> **Records from a data collection**

*** Block opens ***

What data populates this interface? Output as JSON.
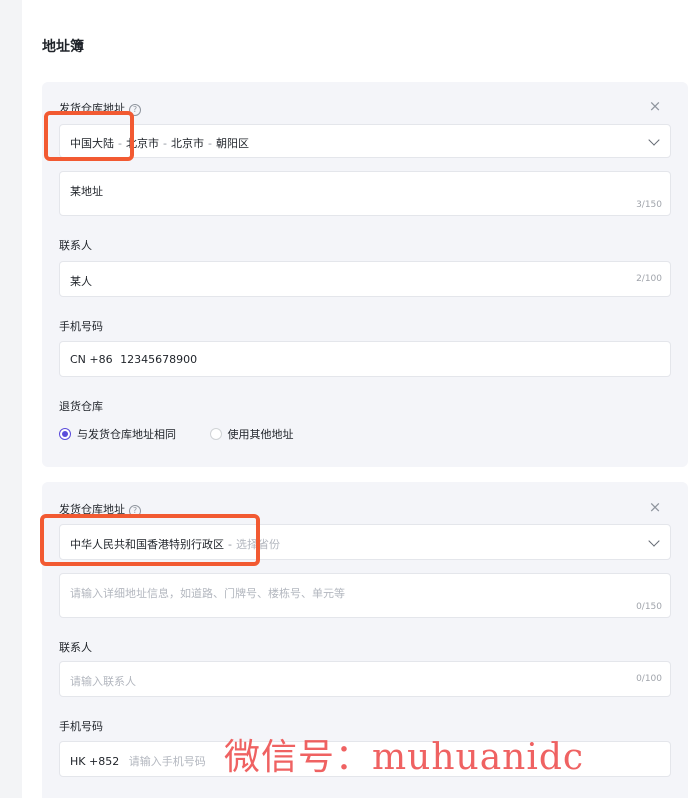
{
  "page_title": "地址簿",
  "cards": [
    {
      "warehouse_label": "发货仓库地址",
      "region": {
        "country": "中国大陆",
        "sep": "-",
        "province": "北京市",
        "city": "北京市",
        "district": "朝阳区"
      },
      "address": {
        "value": "某地址",
        "count": "3/150"
      },
      "contact_label": "联系人",
      "contact": {
        "value": "某人",
        "count": "2/100"
      },
      "phone_label": "手机号码",
      "phone": {
        "prefix": "CN +86",
        "value": "12345678900"
      },
      "return_label": "退货仓库",
      "return_options": [
        "与发货仓库地址相同",
        "使用其他地址"
      ]
    },
    {
      "warehouse_label": "发货仓库地址",
      "region": {
        "country": "中华人民共和国香港特别行政区",
        "sep": "-",
        "placeholder": "选择省份"
      },
      "address": {
        "placeholder": "请输入详细地址信息，如道路、门牌号、楼栋号、单元等",
        "count": "0/150"
      },
      "contact_label": "联系人",
      "contact": {
        "placeholder": "请输入联系人",
        "count": "0/100"
      },
      "phone_label": "手机号码",
      "phone": {
        "prefix": "HK +852",
        "placeholder": "请输入手机号码"
      }
    }
  ],
  "watermark": "微信号：muhuanidc",
  "colors": {
    "highlight": "#f25a32",
    "accent": "#5b4cdb",
    "card_bg": "#f4f5f9"
  }
}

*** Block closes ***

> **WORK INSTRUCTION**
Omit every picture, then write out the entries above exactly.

> **PROBLEM SOLUTION**
What data populates this interface? Output as JSON.
{
  "page_title": "地址簿",
  "cards": [
    {
      "warehouse_label": "发货仓库地址",
      "region": {
        "country": "中国大陆",
        "sep": "-",
        "province": "北京市",
        "city": "北京市",
        "district": "朝阳区"
      },
      "address": {
        "value": "某地址",
        "count": "3/150"
      },
      "contact_label": "联系人",
      "contact": {
        "value": "某人",
        "count": "2/100"
      },
      "phone_label": "手机号码",
      "phone": {
        "prefix": "CN +86",
        "value": "12345678900"
      },
      "return_label": "退货仓库",
      "return_options": [
        "与发货仓库地址相同",
        "使用其他地址"
      ]
    },
    {
      "warehouse_label": "发货仓库地址",
      "region": {
        "country": "中华人民共和国香港特别行政区",
        "sep": "-",
        "placeholder": "选择省份"
      },
      "address": {
        "placeholder": "请输入详细地址信息，如道路、门牌号、楼栋号、单元等",
        "count": "0/150"
      },
      "contact_label": "联系人",
      "contact": {
        "placeholder": "请输入联系人",
        "count": "0/100"
      },
      "phone_label": "手机号码",
      "phone": {
        "prefix": "HK +852",
        "placeholder": "请输入手机号码"
      }
    }
  ],
  "watermark": "微信号：muhuanidc",
  "colors": {
    "highlight": "#f25a32",
    "accent": "#5b4cdb",
    "card_bg": "#f4f5f9"
  }
}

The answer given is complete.